Data under study:

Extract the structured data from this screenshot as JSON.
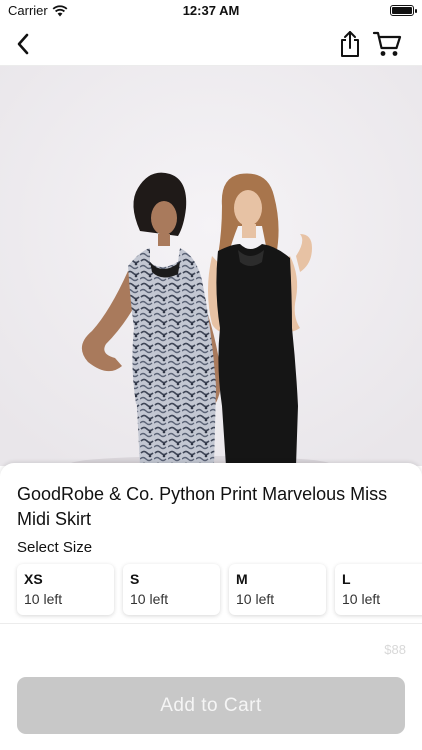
{
  "status_bar": {
    "carrier": "Carrier",
    "time": "12:37 AM",
    "battery_level": 1.0
  },
  "nav": {
    "back_icon": "chevron-left-icon",
    "share_icon": "share-icon",
    "cart_icon": "cart-icon"
  },
  "product": {
    "image_icon": "product-photo",
    "title": "GoodRobe & Co. Python Print Marvelous Miss Midi Skirt",
    "select_size_label": "Select Size",
    "sizes": [
      {
        "name": "XS",
        "stock": "10 left"
      },
      {
        "name": "S",
        "stock": "10 left"
      },
      {
        "name": "M",
        "stock": "10 left"
      },
      {
        "name": "L",
        "stock": "10 left"
      }
    ],
    "price": "$88"
  },
  "actions": {
    "add_to_cart_label": "Add to Cart"
  },
  "colors": {
    "button_disabled": "#c8c8c8",
    "price_text": "#d8d8d8",
    "photo_background": "#f0eef1"
  }
}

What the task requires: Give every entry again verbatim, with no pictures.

Answer for this exercise:
Extract the structured data from this screenshot as JSON.
{
  "status_bar": {
    "carrier": "Carrier",
    "time": "12:37 AM",
    "battery_level": 1.0
  },
  "nav": {
    "back_icon": "chevron-left-icon",
    "share_icon": "share-icon",
    "cart_icon": "cart-icon"
  },
  "product": {
    "image_icon": "product-photo",
    "title": "GoodRobe & Co. Python Print Marvelous Miss Midi Skirt",
    "select_size_label": "Select Size",
    "sizes": [
      {
        "name": "XS",
        "stock": "10 left"
      },
      {
        "name": "S",
        "stock": "10 left"
      },
      {
        "name": "M",
        "stock": "10 left"
      },
      {
        "name": "L",
        "stock": "10 left"
      }
    ],
    "price": "$88"
  },
  "actions": {
    "add_to_cart_label": "Add to Cart"
  },
  "colors": {
    "button_disabled": "#c8c8c8",
    "price_text": "#d8d8d8",
    "photo_background": "#f0eef1"
  }
}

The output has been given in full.